Description of the task
The answer is one number: how many lines in the data below hold "Client".
------ Given records ------
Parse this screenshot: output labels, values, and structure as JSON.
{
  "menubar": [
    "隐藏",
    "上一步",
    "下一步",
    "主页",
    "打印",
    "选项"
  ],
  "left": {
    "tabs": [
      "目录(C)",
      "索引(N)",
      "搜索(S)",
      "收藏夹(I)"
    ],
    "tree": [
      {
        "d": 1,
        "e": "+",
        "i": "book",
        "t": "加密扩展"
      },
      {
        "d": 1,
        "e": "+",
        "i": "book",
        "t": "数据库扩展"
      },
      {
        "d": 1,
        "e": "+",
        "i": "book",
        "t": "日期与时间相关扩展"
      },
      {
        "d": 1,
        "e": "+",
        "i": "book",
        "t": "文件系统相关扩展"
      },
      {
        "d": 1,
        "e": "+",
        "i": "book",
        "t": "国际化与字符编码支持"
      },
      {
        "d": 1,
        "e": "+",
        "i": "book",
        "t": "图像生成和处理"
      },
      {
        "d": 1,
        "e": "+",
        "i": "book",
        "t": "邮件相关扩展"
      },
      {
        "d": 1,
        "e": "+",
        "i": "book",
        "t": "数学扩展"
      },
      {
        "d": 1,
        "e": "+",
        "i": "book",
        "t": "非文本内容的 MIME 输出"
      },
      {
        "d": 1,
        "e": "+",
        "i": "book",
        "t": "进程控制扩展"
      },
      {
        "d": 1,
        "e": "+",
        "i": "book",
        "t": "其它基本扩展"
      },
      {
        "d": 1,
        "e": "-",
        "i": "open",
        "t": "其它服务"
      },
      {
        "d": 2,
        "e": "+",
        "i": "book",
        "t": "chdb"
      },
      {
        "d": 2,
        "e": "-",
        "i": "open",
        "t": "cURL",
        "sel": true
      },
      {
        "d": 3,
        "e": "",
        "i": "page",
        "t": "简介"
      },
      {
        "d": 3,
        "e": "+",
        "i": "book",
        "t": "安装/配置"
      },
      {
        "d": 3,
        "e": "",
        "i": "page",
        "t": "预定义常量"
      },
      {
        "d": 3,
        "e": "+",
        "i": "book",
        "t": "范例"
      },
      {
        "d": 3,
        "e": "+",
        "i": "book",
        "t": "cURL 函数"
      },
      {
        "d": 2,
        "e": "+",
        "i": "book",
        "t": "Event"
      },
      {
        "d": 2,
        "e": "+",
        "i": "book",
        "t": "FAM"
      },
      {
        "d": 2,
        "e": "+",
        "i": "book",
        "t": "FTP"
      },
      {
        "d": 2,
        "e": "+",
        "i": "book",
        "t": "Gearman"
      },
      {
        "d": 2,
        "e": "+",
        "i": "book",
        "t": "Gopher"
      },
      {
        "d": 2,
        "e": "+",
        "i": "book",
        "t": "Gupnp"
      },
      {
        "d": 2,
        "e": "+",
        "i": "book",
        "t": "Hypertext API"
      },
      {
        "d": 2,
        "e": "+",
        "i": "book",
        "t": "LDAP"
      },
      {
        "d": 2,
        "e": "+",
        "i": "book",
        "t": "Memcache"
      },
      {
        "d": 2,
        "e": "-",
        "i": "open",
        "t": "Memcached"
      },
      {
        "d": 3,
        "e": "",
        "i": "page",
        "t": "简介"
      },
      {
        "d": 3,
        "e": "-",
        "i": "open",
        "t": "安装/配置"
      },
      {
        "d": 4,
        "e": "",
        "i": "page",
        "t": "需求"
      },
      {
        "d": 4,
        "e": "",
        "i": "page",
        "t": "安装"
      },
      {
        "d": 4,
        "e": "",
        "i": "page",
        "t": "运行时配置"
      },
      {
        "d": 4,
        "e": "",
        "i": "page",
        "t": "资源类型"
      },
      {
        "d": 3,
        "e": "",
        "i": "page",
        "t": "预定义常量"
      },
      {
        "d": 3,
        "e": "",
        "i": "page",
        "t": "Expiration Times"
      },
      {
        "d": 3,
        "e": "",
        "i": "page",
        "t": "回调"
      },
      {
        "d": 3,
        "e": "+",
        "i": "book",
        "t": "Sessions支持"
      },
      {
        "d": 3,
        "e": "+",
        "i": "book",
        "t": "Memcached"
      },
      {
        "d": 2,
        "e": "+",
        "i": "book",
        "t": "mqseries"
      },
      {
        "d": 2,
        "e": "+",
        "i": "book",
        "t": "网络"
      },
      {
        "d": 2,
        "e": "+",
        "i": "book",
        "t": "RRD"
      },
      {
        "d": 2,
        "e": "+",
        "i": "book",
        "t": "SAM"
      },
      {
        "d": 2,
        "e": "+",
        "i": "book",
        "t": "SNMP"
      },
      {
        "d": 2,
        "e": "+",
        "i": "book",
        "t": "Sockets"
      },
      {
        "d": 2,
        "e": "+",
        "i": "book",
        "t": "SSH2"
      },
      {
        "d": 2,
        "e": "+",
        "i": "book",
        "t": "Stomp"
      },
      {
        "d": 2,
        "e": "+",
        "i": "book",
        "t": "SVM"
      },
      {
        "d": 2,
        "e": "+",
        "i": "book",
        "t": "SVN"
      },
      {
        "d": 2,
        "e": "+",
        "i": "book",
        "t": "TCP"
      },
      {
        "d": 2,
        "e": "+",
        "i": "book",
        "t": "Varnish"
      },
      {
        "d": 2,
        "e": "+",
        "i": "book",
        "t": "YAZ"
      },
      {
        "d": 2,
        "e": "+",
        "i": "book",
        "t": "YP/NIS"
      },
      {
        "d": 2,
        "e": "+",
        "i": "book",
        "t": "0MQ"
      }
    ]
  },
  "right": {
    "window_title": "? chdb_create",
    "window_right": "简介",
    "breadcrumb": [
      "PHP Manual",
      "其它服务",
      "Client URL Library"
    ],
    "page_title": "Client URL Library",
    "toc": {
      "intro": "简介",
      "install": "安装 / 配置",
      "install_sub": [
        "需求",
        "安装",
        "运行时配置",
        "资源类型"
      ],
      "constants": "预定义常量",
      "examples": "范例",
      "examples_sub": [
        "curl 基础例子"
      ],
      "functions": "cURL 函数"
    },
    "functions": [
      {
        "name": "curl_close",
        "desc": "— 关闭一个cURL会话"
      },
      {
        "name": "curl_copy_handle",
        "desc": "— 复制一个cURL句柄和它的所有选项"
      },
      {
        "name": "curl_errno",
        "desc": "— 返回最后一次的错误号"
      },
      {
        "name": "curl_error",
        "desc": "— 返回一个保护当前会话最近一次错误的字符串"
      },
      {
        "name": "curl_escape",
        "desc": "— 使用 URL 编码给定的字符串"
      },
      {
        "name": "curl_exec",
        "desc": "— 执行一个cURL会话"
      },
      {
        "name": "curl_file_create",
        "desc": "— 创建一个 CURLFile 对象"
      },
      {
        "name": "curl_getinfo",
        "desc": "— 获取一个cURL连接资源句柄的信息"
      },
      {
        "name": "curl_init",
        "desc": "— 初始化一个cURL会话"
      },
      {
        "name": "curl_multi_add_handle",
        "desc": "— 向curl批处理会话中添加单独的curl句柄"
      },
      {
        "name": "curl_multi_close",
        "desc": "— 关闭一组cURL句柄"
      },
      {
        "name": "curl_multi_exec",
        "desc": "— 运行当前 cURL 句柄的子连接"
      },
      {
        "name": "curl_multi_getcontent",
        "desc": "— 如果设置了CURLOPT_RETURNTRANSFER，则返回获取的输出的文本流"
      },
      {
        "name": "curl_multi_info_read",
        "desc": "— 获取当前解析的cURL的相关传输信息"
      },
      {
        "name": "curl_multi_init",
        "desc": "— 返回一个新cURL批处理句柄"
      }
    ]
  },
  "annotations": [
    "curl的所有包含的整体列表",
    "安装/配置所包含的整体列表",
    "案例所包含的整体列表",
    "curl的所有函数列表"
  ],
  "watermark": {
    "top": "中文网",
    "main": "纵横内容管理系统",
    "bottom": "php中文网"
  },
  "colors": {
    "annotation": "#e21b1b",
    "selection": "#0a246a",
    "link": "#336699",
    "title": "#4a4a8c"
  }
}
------
Written solution
2